On the song “A Piece Of The Pie” from his new album Harps And Angels, Randy Newman assesses the state of our nation this way: “Jesus Christ it stinks here high and low/The rich are getting richer, I should know/While we’re going up you’re going down/No one gives a shit but Jackson Browne.”
Make that two shits, please. With a new beard and an album title that could be lifted from the Old Testament, Jackson Browne is making like the wizened musical prophet he was meant to become. The singer-songwriter has long mined a rich songbook from injustices of the heart and the voting booth. His latest album, his first of all-original material in six years, weighs more on the side of the latter.
It’s not like he’s been lacking inspiration. The exiting White House occupants could file for royalty compensation considering they’ve provided a crib sheet of material. “Where Were You”, a buzzing, ten-minute electro-rocker, recounts the aftermath of Hurricane Katrina, “Going Down To Cuba” laments the U.S. embargo of that country, and “The Drums Of War” questions the Bush Doctrine (as opposed to questioning what the Bush Doctrine is, ahem) and fairly asks why “impeachment is not on the table.”

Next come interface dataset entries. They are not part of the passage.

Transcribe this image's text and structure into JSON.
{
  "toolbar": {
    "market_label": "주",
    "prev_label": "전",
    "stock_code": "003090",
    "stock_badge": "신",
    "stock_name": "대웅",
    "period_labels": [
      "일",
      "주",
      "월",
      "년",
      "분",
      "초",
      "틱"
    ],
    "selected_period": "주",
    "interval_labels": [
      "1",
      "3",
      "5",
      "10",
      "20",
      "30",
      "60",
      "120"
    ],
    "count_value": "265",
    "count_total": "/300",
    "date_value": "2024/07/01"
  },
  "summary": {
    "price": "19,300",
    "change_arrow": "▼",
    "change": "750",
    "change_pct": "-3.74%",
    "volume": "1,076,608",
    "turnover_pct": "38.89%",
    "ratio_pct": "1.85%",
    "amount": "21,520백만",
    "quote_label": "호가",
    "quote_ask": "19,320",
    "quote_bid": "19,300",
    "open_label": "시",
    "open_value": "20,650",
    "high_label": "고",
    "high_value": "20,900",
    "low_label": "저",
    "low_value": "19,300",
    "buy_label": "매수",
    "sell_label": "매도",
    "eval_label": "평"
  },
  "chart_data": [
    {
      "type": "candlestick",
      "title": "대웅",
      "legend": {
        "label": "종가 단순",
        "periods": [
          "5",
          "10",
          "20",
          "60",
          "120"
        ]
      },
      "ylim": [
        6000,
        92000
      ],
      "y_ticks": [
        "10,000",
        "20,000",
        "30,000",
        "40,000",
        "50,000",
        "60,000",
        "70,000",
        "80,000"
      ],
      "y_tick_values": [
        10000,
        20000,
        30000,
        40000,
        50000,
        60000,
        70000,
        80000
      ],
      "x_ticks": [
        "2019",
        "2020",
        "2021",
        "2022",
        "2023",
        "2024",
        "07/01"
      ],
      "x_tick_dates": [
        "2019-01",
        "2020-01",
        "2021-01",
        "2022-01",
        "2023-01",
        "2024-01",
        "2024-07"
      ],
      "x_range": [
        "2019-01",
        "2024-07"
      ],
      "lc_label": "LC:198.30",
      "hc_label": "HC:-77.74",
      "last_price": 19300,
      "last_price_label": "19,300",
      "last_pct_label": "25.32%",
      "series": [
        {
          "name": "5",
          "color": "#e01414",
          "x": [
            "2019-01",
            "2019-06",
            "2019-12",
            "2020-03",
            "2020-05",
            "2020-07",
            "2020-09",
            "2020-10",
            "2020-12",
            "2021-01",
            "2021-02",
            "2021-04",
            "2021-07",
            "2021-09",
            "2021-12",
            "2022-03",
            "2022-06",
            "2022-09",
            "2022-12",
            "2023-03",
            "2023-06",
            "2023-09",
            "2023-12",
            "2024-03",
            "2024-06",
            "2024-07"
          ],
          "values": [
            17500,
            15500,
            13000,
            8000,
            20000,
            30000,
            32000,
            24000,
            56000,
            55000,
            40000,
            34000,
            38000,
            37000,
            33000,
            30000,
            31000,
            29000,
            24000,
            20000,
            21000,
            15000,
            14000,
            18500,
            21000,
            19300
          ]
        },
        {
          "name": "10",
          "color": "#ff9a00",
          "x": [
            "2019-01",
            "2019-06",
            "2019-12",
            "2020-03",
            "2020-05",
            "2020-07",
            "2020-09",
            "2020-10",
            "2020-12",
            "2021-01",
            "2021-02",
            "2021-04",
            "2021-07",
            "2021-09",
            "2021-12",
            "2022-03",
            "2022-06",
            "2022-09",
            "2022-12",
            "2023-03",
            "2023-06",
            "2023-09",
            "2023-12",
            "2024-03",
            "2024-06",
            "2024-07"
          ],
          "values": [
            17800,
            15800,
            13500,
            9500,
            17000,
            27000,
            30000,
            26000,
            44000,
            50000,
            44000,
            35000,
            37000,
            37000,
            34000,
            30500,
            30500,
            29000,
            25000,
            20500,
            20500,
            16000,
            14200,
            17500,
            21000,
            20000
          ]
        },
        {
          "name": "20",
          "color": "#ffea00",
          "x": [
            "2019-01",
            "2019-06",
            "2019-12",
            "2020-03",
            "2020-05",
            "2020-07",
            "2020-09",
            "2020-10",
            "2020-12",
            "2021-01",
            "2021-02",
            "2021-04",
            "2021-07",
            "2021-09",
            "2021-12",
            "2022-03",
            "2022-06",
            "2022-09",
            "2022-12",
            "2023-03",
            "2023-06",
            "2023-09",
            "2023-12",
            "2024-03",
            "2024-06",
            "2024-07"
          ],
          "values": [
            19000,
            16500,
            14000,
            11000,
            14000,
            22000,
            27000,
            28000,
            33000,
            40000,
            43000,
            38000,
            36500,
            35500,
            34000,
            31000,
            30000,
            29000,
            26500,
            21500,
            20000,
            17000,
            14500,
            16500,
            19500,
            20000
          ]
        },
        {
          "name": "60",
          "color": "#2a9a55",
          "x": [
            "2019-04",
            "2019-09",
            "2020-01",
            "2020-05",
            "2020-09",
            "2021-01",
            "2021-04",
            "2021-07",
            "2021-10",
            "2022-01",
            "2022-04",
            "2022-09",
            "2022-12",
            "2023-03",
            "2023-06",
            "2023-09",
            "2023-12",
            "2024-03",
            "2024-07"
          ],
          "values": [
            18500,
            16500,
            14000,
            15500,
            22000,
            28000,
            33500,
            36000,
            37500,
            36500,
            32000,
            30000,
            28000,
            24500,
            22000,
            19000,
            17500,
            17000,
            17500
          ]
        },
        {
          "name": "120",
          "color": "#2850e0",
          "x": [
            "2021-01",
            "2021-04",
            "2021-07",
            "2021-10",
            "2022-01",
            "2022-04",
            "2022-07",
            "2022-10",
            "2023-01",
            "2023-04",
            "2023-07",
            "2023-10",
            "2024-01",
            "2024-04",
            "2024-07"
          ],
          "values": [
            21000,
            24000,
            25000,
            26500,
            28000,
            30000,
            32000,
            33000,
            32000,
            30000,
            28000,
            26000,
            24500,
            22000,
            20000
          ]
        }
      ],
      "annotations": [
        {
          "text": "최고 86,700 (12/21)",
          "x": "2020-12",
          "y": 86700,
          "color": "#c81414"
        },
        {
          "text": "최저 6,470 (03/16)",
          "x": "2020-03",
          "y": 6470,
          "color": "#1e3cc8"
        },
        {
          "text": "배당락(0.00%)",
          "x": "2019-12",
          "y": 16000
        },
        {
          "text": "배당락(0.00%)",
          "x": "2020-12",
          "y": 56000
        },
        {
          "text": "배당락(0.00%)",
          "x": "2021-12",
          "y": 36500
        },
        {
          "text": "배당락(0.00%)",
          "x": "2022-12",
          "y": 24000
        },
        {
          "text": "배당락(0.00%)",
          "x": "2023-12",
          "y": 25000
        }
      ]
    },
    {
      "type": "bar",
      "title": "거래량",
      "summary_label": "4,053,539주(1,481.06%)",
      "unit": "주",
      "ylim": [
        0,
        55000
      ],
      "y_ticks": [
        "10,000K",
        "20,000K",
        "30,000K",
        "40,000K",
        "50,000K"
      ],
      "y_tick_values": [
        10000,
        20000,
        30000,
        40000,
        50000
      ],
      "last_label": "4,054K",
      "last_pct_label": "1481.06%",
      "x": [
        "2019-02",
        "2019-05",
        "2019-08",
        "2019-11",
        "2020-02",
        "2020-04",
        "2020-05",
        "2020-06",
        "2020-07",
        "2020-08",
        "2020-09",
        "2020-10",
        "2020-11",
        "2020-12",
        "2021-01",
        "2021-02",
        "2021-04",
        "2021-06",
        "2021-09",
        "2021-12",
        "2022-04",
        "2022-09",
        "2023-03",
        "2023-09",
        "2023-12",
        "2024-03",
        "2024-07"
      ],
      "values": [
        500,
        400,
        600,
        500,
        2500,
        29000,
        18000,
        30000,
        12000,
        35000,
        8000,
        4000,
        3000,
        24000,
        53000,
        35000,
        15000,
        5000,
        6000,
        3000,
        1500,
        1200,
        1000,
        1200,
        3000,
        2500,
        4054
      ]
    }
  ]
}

Their failing is not in message but in medium. Past milestones such as Late For The Sky (1974) and even I’m Alive (1993) have shown how much Browne is a standout when he finds new ways to describe the ecstasy of new hope and the agony when it turns old hat. On his songs, disappointment is always two steps behind wonder, so it’s understandable how much his metaphorical gifts, combined with an old soul’s sadness in his voice, makes his music direct shots to musical heartbreak. Unlike other songwriters of his generation who cheapen the experience through sad-sack cliches, Browne gives feeling bad profound nobility.
Time The Conqueror aims for similar crosshairs, but the contact is duller. The ripped-from-the-headlines lyrics don’t necessarily hold up against a musical backdrop – try singing “Who gives the orders, orders to torture/Who gets to no bid contract the future” and make it flow.
His band, including longtime bassist Kevin McCormick and the vocal powerhouse of Chavonne Morris and Alethea Mills, doesn’t stray far from certain Browne signatures (majestic piano chords, twinkling guitars, laid-back midtempo grooves). But given the anger in songs that call for the impeachment of a sitting president and demand accountability for criminal failings at the Superdome, the music doesn’t sound particularly pissed off. As much as Neil Young was lampooned for the agitprop screeds of Living With War, at least the music, from the sneer in his voice to the raw guitar bleeds, sounded right on par with the emotional heft of the songs.
But no matter how many failed political candidates and third-world injustices Browne addresses in his music, his more substantial work has always circled back to the dark edges of love, where, as it goes in his songs, danger and heartbreak blur the most. “The Arms Of Night” revisits territory of Late For the Sky; there’s a certain beauty in a song that opens with the line, “The things people do looking for understanding/Defy understanding,” and then proceeds from there. Because of the naivete Browne still carries in his voice, pushed forward by his piano’s thudding chord changes, the song is not about dejection; it’s genuine wonder of how things could get so bad in the first place.
That fine line is how Browne is able to pull off “Live Nude Cabaret”, which uses strip clubs as a metaphor for innocence lost, and “Off Of Wonderland”, a tuneful guitar-pop number that calls upon a young man’s hope to awaken an old man’s heart.
He should know. At 60, Browne is still a first-rate depressive, but one who still won’t sour.